═══ Data for review
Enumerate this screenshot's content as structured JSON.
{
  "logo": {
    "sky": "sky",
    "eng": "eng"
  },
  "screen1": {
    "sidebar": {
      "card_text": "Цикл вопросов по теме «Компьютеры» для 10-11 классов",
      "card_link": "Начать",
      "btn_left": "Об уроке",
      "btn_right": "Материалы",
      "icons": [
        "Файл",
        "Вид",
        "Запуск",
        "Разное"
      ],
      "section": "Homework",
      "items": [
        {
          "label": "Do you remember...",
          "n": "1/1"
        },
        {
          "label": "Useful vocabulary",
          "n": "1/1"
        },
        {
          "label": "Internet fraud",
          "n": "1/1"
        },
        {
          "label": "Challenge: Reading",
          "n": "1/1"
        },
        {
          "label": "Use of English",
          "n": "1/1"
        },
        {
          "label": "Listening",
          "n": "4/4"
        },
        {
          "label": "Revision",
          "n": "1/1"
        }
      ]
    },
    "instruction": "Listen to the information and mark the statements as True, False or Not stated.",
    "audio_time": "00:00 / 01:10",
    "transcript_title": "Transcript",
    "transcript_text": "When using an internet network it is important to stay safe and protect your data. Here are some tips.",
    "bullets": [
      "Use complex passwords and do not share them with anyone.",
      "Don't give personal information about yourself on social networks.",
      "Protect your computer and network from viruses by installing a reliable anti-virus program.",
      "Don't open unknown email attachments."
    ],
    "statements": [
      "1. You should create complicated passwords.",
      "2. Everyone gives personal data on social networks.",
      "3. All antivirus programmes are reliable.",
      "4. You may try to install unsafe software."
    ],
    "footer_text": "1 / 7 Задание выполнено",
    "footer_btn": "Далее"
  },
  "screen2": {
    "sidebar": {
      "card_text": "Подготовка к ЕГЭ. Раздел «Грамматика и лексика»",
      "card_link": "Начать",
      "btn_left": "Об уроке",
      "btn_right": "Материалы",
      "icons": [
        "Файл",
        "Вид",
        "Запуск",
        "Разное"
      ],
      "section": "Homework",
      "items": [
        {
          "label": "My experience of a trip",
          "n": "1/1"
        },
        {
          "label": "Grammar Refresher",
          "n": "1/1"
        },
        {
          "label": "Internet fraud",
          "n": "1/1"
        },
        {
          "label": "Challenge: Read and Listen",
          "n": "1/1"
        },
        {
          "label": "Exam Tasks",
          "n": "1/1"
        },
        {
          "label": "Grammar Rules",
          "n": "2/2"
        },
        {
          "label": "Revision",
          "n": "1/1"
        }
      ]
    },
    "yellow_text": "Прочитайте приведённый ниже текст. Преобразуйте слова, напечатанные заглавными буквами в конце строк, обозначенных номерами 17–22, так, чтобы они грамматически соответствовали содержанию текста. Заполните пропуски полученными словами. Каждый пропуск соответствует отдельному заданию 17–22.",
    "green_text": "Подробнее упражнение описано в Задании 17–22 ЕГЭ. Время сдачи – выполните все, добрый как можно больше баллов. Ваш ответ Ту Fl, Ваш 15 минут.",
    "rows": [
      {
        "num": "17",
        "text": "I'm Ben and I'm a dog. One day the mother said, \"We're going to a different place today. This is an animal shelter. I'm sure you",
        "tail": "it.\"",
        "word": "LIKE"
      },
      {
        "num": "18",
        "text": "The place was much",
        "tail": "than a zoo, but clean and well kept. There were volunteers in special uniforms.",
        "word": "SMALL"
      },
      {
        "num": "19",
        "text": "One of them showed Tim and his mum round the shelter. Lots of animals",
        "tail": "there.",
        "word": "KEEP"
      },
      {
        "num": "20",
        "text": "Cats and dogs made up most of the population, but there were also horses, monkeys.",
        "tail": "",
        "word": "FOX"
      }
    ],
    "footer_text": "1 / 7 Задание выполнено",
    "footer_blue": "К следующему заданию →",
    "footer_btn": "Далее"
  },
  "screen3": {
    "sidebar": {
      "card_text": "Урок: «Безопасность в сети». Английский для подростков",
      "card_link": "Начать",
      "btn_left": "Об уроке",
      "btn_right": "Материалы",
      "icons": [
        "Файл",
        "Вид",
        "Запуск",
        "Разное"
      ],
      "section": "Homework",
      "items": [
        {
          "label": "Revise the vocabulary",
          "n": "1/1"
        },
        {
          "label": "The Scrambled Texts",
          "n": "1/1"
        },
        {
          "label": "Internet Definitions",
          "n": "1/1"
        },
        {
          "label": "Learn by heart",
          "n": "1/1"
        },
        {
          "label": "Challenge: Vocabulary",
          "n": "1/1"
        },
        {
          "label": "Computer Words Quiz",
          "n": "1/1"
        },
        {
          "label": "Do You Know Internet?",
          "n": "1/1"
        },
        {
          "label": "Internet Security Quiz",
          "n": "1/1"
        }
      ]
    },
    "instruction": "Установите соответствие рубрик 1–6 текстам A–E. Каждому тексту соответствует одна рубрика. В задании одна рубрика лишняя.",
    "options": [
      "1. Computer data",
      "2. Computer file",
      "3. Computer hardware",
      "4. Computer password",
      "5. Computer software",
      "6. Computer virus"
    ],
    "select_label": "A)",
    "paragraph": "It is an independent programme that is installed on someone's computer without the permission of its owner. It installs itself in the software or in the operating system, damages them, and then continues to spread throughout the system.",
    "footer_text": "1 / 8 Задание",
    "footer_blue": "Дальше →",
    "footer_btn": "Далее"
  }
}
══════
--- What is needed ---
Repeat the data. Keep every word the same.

--- Your solution ---
Enumerate this screenshot's content as structured JSON.
{
  "logo": {
    "sky": "sky",
    "eng": "eng"
  },
  "screen1": {
    "sidebar": {
      "card_text": "Цикл вопросов по теме «Компьютеры» для 10-11 классов",
      "card_link": "Начать",
      "btn_left": "Об уроке",
      "btn_right": "Материалы",
      "icons": [
        "Файл",
        "Вид",
        "Запуск",
        "Разное"
      ],
      "section": "Homework",
      "items": [
        {
          "label": "Do you remember...",
          "n": "1/1"
        },
        {
          "label": "Useful vocabulary",
          "n": "1/1"
        },
        {
          "label": "Internet fraud",
          "n": "1/1"
        },
        {
          "label": "Challenge: Reading",
          "n": "1/1"
        },
        {
          "label": "Use of English",
          "n": "1/1"
        },
        {
          "label": "Listening",
          "n": "4/4"
        },
        {
          "label": "Revision",
          "n": "1/1"
        }
      ]
    },
    "instruction": "Listen to the information and mark the statements as True, False or Not stated.",
    "audio_time": "00:00 / 01:10",
    "transcript_title": "Transcript",
    "transcript_text": "When using an internet network it is important to stay safe and protect your data. Here are some tips.",
    "bullets": [
      "Use complex passwords and do not share them with anyone.",
      "Don't give personal information about yourself on social networks.",
      "Protect your computer and network from viruses by installing a reliable anti-virus program.",
      "Don't open unknown email attachments."
    ],
    "statements": [
      "1. You should create complicated passwords.",
      "2. Everyone gives personal data on social networks.",
      "3. All antivirus programmes are reliable.",
      "4. You may try to install unsafe software."
    ],
    "footer_text": "1 / 7 Задание выполнено",
    "footer_btn": "Далее"
  },
  "screen2": {
    "sidebar": {
      "card_text": "Подготовка к ЕГЭ. Раздел «Грамматика и лексика»",
      "card_link": "Начать",
      "btn_left": "Об уроке",
      "btn_right": "Материалы",
      "icons": [
        "Файл",
        "Вид",
        "Запуск",
        "Разное"
      ],
      "section": "Homework",
      "items": [
        {
          "label": "My experience of a trip",
          "n": "1/1"
        },
        {
          "label": "Grammar Refresher",
          "n": "1/1"
        },
        {
          "label": "Internet fraud",
          "n": "1/1"
        },
        {
          "label": "Challenge: Read and Listen",
          "n": "1/1"
        },
        {
          "label": "Exam Tasks",
          "n": "1/1"
        },
        {
          "label": "Grammar Rules",
          "n": "2/2"
        },
        {
          "label": "Revision",
          "n": "1/1"
        }
      ]
    },
    "yellow_text": "Прочитайте приведённый ниже текст. Преобразуйте слова, напечатанные заглавными буквами в конце строк, обозначенных номерами 17–22, так, чтобы они грамматически соответствовали содержанию текста. Заполните пропуски полученными словами. Каждый пропуск соответствует отдельному заданию 17–22.",
    "green_text": "Подробнее упражнение описано в Задании 17–22 ЕГЭ. Время сдачи – выполните все, добрый как можно больше баллов. Ваш ответ Ту Fl, Ваш 15 минут.",
    "rows": [
      {
        "num": "17",
        "text": "I'm Ben and I'm a dog. One day the mother said, \"We're going to a different place today. This is an animal shelter. I'm sure you",
        "tail": "it.\"",
        "word": "LIKE"
      },
      {
        "num": "18",
        "text": "The place was much",
        "tail": "than a zoo, but clean and well kept. There were volunteers in special uniforms.",
        "word": "SMALL"
      },
      {
        "num": "19",
        "text": "One of them showed Tim and his mum round the shelter. Lots of animals",
        "tail": "there.",
        "word": "KEEP"
      },
      {
        "num": "20",
        "text": "Cats and dogs made up most of the population, but there were also horses, monkeys.",
        "tail": "",
        "word": "FOX"
      }
    ],
    "footer_text": "1 / 7 Задание выполнено",
    "footer_blue": "К следующему заданию →",
    "footer_btn": "Далее"
  },
  "screen3": {
    "sidebar": {
      "card_text": "Урок: «Безопасность в сети». Английский для подростков",
      "card_link": "Начать",
      "btn_left": "Об уроке",
      "btn_right": "Материалы",
      "icons": [
        "Файл",
        "Вид",
        "Запуск",
        "Разное"
      ],
      "section": "Homework",
      "items": [
        {
          "label": "Revise the vocabulary",
          "n": "1/1"
        },
        {
          "label": "The Scrambled Texts",
          "n": "1/1"
        },
        {
          "label": "Internet Definitions",
          "n": "1/1"
        },
        {
          "label": "Learn by heart",
          "n": "1/1"
        },
        {
          "label": "Challenge: Vocabulary",
          "n": "1/1"
        },
        {
          "label": "Computer Words Quiz",
          "n": "1/1"
        },
        {
          "label": "Do You Know Internet?",
          "n": "1/1"
        },
        {
          "label": "Internet Security Quiz",
          "n": "1/1"
        }
      ]
    },
    "instruction": "Установите соответствие рубрик 1–6 текстам A–E. Каждому тексту соответствует одна рубрика. В задании одна рубрика лишняя.",
    "options": [
      "1. Computer data",
      "2. Computer file",
      "3. Computer hardware",
      "4. Computer password",
      "5. Computer software",
      "6. Computer virus"
    ],
    "select_label": "A)",
    "paragraph": "It is an independent programme that is installed on someone's computer without the permission of its owner. It installs itself in the software or in the operating system, damages them, and then continues to spread throughout the system.",
    "footer_text": "1 / 8 Задание",
    "footer_blue": "Дальше →",
    "footer_btn": "Далее"
  }
}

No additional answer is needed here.